### Web page and app entries
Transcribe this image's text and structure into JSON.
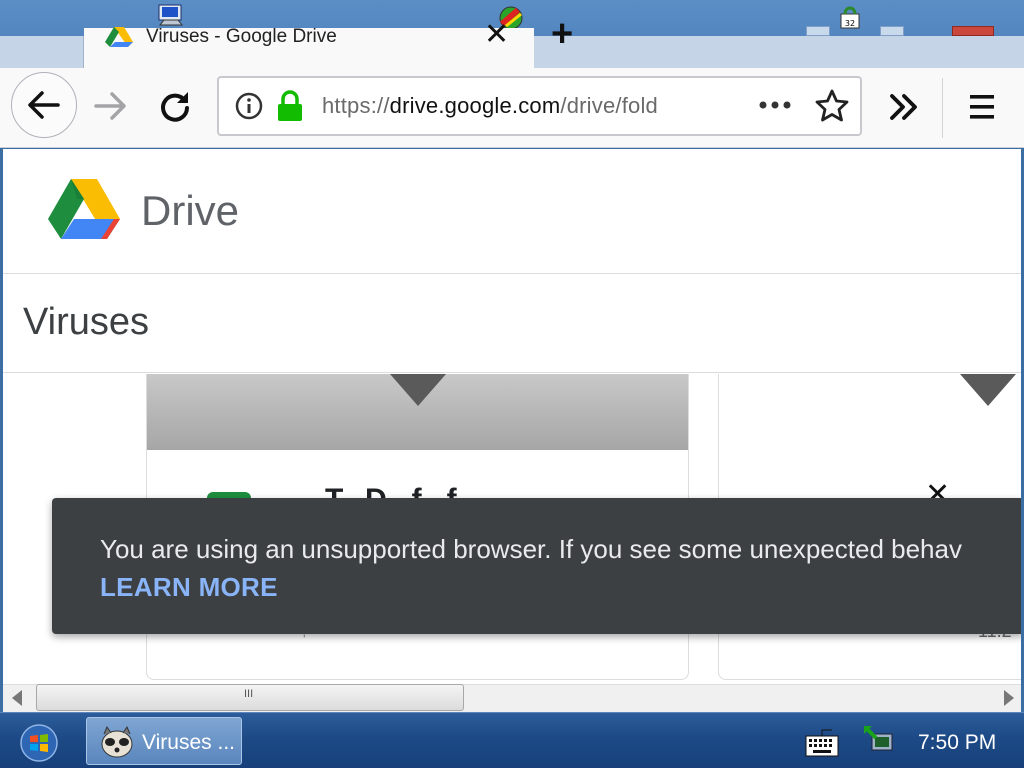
{
  "browser": {
    "tab": {
      "title": "Viruses - Google Drive",
      "close_symbol": "✕",
      "new_tab_symbol": "+"
    },
    "url_bar": {
      "url_prefix": "https://",
      "url_domain": "drive.google.com",
      "url_suffix": "/drive/fold",
      "page_actions_symbol": "•••"
    }
  },
  "page": {
    "app_name": "Drive",
    "folder_title": "Viruses",
    "card_left_name": "T.. D.. f.. f..",
    "card_left_meta": "'",
    "card_right_meta": "11.2",
    "snackbar": {
      "message": "You are using an unsupported browser. If you see some unexpected behav",
      "action": "LEARN MORE",
      "close_symbol": "✕"
    }
  },
  "scrollbar": {
    "grip_symbol": "III"
  },
  "taskbar": {
    "app_label": "Viruses ...",
    "clock": "7:50 PM"
  },
  "colors": {
    "drive_green": "#1e8e3e",
    "drive_blue": "#4285f4",
    "drive_yellow": "#fbbc04",
    "drive_red": "#ea4335",
    "lock_green": "#12bc00",
    "snackbar_bg": "#3c4043",
    "snackbar_link": "#8ab4f8"
  },
  "icons": [
    "back-icon",
    "forward-icon",
    "reload-icon",
    "info-icon",
    "lock-icon",
    "star-icon",
    "chevrons-icon",
    "hamburger-icon",
    "drive-logo-icon",
    "windows-logo-icon",
    "keyboard-icon",
    "network-icon"
  ]
}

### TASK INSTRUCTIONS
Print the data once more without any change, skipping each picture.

### SOLUTION
Transcribe this image's text and structure into JSON.
{
  "browser": {
    "tab": {
      "title": "Viruses - Google Drive",
      "close_symbol": "✕",
      "new_tab_symbol": "+"
    },
    "url_bar": {
      "url_prefix": "https://",
      "url_domain": "drive.google.com",
      "url_suffix": "/drive/fold",
      "page_actions_symbol": "•••"
    }
  },
  "page": {
    "app_name": "Drive",
    "folder_title": "Viruses",
    "card_left_name": "T.. D.. f.. f..",
    "card_left_meta": "'",
    "card_right_meta": "11.2",
    "snackbar": {
      "message": "You are using an unsupported browser. If you see some unexpected behav",
      "action": "LEARN MORE",
      "close_symbol": "✕"
    }
  },
  "scrollbar": {
    "grip_symbol": "III"
  },
  "taskbar": {
    "app_label": "Viruses ...",
    "clock": "7:50 PM"
  },
  "colors": {
    "drive_green": "#1e8e3e",
    "drive_blue": "#4285f4",
    "drive_yellow": "#fbbc04",
    "drive_red": "#ea4335",
    "lock_green": "#12bc00",
    "snackbar_bg": "#3c4043",
    "snackbar_link": "#8ab4f8"
  },
  "icons": [
    "back-icon",
    "forward-icon",
    "reload-icon",
    "info-icon",
    "lock-icon",
    "star-icon",
    "chevrons-icon",
    "hamburger-icon",
    "drive-logo-icon",
    "windows-logo-icon",
    "keyboard-icon",
    "network-icon"
  ]
}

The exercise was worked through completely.